“The bank remains on solid ground moving into the new year as we continue to unearth business opportunities in an improving local economic climate to deliver solid returns to all our valued shareholders whilst maintaining the highest standards of governance across the bank,” said Mohammed Al Shaibani, director general of His Highness The Ruler’s Court of Dubai and chairman of Dubai Islamic Bank.

The UAE economy continues to recover from the pandemic on the back of stimulus measures worth Dh388bn, a rapid vaccination programme and the easing of travel restrictions.

The seasonally adjusted purchasing managers' index – a gauge designed to give a snapshot of operating conditions in the non-oil private sector economy – stood at 55.6 in December, indicating a sharp rise in new business and output.

“We enter the year with a new five-year strategy that will propel the bank to strengthen and grow the business over the period,” DIB group chief executive Adnan Chilwan said.
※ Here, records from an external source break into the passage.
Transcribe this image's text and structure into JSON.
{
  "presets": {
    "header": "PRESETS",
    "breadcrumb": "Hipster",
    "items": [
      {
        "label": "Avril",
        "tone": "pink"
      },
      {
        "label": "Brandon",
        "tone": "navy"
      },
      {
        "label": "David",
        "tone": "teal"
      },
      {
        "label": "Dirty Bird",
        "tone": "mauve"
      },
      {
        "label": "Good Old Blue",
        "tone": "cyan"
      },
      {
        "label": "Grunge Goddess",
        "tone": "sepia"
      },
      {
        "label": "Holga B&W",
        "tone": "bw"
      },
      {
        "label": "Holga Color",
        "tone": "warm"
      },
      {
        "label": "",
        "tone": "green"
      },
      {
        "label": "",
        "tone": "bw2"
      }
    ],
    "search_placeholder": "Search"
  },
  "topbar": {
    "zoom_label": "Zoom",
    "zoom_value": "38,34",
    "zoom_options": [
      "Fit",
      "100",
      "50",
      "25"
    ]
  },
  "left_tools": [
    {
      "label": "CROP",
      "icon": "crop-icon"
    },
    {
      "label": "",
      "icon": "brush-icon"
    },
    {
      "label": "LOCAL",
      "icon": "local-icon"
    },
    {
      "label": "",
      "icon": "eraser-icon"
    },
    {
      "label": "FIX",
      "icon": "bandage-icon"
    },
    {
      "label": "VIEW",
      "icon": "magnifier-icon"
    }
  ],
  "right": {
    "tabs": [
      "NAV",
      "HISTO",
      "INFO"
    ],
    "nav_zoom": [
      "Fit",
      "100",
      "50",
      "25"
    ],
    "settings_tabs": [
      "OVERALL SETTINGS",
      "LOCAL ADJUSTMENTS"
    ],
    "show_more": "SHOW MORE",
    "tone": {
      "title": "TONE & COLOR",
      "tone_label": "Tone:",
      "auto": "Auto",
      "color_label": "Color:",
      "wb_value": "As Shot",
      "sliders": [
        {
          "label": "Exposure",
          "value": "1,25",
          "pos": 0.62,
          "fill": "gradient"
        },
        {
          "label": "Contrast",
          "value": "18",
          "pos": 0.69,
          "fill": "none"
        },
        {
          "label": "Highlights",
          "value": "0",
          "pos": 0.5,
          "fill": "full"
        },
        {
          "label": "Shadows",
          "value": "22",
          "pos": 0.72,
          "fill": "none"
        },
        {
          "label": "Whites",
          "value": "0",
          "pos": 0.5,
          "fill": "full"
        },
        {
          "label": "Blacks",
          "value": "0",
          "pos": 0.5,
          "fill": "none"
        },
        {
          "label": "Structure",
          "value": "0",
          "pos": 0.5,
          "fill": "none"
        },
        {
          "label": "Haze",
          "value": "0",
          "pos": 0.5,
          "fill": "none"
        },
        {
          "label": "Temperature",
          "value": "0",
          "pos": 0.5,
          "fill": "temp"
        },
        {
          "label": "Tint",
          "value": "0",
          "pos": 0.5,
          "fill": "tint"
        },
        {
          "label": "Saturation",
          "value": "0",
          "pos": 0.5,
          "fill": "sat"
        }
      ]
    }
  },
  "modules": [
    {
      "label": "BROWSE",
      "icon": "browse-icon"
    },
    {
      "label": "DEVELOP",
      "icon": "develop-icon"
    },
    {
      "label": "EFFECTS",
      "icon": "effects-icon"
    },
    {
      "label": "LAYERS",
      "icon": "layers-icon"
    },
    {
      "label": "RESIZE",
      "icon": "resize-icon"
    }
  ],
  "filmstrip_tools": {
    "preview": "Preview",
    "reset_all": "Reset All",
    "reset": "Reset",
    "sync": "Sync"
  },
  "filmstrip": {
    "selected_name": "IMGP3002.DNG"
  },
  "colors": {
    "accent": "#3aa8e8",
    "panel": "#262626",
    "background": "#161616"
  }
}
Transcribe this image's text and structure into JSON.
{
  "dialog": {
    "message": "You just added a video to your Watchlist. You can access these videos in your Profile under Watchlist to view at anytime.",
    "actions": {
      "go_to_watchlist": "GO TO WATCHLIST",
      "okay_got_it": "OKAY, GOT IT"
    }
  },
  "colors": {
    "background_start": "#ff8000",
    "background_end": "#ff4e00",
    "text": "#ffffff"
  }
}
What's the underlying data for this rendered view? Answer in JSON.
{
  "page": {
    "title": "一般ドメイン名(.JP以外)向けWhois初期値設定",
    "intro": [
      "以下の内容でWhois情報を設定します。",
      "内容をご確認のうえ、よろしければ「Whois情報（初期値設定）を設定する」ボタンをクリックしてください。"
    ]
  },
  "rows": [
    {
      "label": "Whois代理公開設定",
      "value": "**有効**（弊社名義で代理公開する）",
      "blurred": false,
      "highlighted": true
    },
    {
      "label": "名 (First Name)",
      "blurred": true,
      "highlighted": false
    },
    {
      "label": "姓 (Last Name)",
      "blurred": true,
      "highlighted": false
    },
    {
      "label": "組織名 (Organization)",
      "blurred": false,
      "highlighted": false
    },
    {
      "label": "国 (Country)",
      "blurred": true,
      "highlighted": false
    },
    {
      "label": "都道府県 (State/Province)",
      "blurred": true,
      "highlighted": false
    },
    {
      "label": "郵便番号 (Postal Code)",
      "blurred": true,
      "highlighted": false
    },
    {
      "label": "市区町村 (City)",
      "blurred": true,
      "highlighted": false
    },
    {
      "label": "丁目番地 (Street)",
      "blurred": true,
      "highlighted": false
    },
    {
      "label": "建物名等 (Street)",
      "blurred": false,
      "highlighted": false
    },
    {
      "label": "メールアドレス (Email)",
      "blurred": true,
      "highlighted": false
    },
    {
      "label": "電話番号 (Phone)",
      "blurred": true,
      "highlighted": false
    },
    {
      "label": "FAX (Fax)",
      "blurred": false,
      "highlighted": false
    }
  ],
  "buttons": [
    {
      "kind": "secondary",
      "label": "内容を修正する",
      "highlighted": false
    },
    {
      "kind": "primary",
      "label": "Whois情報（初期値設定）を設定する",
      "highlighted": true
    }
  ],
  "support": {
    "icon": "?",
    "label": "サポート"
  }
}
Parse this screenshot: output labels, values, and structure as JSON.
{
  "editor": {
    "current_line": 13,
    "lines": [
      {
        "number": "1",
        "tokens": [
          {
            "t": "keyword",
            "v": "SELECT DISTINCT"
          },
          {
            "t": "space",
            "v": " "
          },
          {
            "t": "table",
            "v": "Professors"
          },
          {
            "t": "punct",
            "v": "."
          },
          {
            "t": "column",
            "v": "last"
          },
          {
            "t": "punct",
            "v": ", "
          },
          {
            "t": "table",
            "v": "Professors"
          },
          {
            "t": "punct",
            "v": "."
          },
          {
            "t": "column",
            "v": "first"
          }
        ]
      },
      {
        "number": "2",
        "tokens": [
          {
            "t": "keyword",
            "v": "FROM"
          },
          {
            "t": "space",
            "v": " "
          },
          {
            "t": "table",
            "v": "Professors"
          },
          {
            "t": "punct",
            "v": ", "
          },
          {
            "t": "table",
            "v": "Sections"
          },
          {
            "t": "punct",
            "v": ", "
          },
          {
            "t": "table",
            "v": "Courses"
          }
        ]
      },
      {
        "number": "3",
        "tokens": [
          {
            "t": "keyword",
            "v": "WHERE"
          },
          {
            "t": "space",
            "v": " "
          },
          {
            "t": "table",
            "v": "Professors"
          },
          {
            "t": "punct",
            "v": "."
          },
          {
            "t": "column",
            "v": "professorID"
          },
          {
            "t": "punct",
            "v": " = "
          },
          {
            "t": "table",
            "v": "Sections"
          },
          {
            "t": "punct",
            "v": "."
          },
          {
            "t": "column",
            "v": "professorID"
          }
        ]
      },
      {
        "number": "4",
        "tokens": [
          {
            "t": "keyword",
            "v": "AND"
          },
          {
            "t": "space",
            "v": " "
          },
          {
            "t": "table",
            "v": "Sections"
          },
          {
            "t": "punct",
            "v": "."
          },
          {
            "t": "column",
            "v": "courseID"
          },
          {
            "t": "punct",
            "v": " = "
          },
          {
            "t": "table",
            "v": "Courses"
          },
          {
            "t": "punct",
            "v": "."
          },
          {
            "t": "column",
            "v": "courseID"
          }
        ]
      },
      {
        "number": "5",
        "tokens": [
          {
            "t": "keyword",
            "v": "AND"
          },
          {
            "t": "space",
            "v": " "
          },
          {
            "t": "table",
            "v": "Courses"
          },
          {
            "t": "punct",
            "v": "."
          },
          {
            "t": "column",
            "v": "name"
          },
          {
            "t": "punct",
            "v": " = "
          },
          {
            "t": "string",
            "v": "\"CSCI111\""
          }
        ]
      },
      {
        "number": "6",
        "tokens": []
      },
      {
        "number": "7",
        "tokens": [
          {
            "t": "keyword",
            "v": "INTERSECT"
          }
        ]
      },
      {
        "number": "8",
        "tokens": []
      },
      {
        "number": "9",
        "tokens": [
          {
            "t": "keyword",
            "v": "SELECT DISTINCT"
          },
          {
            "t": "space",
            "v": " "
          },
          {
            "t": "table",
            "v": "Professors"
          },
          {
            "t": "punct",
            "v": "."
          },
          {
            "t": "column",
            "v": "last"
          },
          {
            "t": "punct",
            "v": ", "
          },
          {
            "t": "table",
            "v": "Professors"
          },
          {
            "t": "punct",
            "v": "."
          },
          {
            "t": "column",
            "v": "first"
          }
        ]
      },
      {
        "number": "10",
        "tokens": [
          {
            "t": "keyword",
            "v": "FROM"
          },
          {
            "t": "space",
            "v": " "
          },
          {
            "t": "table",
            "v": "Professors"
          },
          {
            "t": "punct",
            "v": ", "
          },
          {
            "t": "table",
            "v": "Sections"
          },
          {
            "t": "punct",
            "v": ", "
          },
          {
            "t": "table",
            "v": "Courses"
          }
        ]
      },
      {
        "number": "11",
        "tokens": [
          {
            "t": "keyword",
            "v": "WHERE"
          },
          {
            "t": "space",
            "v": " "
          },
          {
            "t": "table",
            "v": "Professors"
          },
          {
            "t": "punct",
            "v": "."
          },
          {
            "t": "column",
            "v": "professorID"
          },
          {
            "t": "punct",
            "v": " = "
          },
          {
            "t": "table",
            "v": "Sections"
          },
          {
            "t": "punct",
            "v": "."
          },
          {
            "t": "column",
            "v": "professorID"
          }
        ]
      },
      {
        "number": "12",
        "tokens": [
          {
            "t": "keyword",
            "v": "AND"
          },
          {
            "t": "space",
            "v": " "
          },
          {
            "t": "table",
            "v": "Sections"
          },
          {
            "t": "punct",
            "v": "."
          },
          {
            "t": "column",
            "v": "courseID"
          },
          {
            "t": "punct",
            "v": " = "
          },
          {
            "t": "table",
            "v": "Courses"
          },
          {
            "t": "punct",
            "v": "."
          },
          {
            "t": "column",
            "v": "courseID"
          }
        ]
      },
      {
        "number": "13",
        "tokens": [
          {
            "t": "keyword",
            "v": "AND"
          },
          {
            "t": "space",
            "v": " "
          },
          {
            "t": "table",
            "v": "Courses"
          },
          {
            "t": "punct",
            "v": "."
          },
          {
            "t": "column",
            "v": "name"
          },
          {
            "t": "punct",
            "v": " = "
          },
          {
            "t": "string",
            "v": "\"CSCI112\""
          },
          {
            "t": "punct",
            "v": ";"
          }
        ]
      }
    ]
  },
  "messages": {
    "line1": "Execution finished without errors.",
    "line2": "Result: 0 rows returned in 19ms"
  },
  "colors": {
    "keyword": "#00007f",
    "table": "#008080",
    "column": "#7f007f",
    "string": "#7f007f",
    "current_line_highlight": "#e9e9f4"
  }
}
“Building on the progress that we have made, DIB will transition into a more sustainable business model and create further capacity to generate stronger returns for our shareholders whilst simultaneously ensuring a superior banking experience for all our customers.”

The bank’s operating expenses during the period fell 7 per cent to Dh2.5bn while customer deposits touched Dh205.8bn.

The outlook for GCC banks over the next 12 to 18 months is stable, as the region continues its recovery from the pandemic on the back of higher oil prices, Moody’s Investors Service said in a report last month.

Oil prices have rallied to their highest since 2014, with international benchmark Brent trading at $88.51 a barrel at 11.46am UAE time on Wednesday, while West Texas Intermediate, the gauge that tracks US crude, was tradind at $85.67.

Large infrastructure projects and regulatory measures will also support the credit growth of GCC banks in 2022, according to Moody's.

Updated: January 26, 2022, 8:55 AM